Task brief —
Each of the lines below must be restated exactly.

[[ Recorded data, beginning ]]

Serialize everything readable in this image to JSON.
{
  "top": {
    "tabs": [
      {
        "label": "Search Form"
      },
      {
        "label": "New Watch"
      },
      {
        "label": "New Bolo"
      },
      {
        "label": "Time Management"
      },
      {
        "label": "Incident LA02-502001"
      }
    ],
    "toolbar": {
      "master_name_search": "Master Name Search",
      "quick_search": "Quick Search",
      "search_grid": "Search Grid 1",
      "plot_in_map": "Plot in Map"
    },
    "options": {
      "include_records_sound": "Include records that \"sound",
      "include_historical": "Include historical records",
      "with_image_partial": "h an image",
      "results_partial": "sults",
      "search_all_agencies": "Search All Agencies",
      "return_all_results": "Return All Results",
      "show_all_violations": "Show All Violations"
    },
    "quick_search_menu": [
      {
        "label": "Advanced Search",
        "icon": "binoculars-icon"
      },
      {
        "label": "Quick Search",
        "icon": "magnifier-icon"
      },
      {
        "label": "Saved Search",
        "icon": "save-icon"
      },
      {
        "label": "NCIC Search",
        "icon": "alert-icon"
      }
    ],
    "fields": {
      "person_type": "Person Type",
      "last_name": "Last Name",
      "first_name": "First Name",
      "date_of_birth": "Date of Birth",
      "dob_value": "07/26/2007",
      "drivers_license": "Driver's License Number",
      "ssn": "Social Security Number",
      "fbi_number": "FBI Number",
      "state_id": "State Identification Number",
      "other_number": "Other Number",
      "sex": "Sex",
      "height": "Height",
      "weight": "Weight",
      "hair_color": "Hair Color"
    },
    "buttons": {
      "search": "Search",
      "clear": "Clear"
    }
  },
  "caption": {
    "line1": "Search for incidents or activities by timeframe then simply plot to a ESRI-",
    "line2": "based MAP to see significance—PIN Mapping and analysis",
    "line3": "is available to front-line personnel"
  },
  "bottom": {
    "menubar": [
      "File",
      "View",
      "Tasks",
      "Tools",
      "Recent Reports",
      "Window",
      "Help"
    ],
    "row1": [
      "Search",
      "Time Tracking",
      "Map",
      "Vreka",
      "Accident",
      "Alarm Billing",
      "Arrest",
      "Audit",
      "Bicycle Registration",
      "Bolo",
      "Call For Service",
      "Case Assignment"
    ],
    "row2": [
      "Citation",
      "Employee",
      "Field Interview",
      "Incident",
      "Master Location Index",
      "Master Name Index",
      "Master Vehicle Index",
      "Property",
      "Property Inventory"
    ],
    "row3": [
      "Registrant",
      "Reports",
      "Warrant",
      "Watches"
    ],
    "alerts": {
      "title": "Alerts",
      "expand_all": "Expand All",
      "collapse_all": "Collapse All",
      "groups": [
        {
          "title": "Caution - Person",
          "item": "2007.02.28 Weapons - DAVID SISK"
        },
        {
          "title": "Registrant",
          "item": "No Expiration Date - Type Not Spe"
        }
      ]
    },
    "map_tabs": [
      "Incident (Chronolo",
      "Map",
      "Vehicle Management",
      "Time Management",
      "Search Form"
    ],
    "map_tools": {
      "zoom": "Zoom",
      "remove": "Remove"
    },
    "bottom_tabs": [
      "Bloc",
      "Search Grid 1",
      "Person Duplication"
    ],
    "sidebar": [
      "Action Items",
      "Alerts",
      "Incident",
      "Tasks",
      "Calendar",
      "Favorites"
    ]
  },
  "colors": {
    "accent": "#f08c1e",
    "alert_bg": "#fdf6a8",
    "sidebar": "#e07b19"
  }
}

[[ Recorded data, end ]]

Task answer —
Serialize everything readable in this image to JSON.
{
  "top": {
    "tabs": [
      {
        "label": "Search Form"
      },
      {
        "label": "New Watch"
      },
      {
        "label": "New Bolo"
      },
      {
        "label": "Time Management"
      },
      {
        "label": "Incident LA02-502001"
      }
    ],
    "toolbar": {
      "master_name_search": "Master Name Search",
      "quick_search": "Quick Search",
      "search_grid": "Search Grid 1",
      "plot_in_map": "Plot in Map"
    },
    "options": {
      "include_records_sound": "Include records that \"sound",
      "include_historical": "Include historical records",
      "with_image_partial": "h an image",
      "results_partial": "sults",
      "search_all_agencies": "Search All Agencies",
      "return_all_results": "Return All Results",
      "show_all_violations": "Show All Violations"
    },
    "quick_search_menu": [
      {
        "label": "Advanced Search",
        "icon": "binoculars-icon"
      },
      {
        "label": "Quick Search",
        "icon": "magnifier-icon"
      },
      {
        "label": "Saved Search",
        "icon": "save-icon"
      },
      {
        "label": "NCIC Search",
        "icon": "alert-icon"
      }
    ],
    "fields": {
      "person_type": "Person Type",
      "last_name": "Last Name",
      "first_name": "First Name",
      "date_of_birth": "Date of Birth",
      "dob_value": "07/26/2007",
      "drivers_license": "Driver's License Number",
      "ssn": "Social Security Number",
      "fbi_number": "FBI Number",
      "state_id": "State Identification Number",
      "other_number": "Other Number",
      "sex": "Sex",
      "height": "Height",
      "weight": "Weight",
      "hair_color": "Hair Color"
    },
    "buttons": {
      "search": "Search",
      "clear": "Clear"
    }
  },
  "caption": {
    "line1": "Search for incidents or activities by timeframe then simply plot to a ESRI-",
    "line2": "based MAP to see significance—PIN Mapping and analysis",
    "line3": "is available to front-line personnel"
  },
  "bottom": {
    "menubar": [
      "File",
      "View",
      "Tasks",
      "Tools",
      "Recent Reports",
      "Window",
      "Help"
    ],
    "row1": [
      "Search",
      "Time Tracking",
      "Map",
      "Vreka",
      "Accident",
      "Alarm Billing",
      "Arrest",
      "Audit",
      "Bicycle Registration",
      "Bolo",
      "Call For Service",
      "Case Assignment"
    ],
    "row2": [
      "Citation",
      "Employee",
      "Field Interview",
      "Incident",
      "Master Location Index",
      "Master Name Index",
      "Master Vehicle Index",
      "Property",
      "Property Inventory"
    ],
    "row3": [
      "Registrant",
      "Reports",
      "Warrant",
      "Watches"
    ],
    "alerts": {
      "title": "Alerts",
      "expand_all": "Expand All",
      "collapse_all": "Collapse All",
      "groups": [
        {
          "title": "Caution - Person",
          "item": "2007.02.28 Weapons - DAVID SISK"
        },
        {
          "title": "Registrant",
          "item": "No Expiration Date - Type Not Spe"
        }
      ]
    },
    "map_tabs": [
      "Incident (Chronolo",
      "Map",
      "Vehicle Management",
      "Time Management",
      "Search Form"
    ],
    "map_tools": {
      "zoom": "Zoom",
      "remove": "Remove"
    },
    "bottom_tabs": [
      "Bloc",
      "Search Grid 1",
      "Person Duplication"
    ],
    "sidebar": [
      "Action Items",
      "Alerts",
      "Incident",
      "Tasks",
      "Calendar",
      "Favorites"
    ]
  },
  "colors": {
    "accent": "#f08c1e",
    "alert_bg": "#fdf6a8",
    "sidebar": "#e07b19"
  }
}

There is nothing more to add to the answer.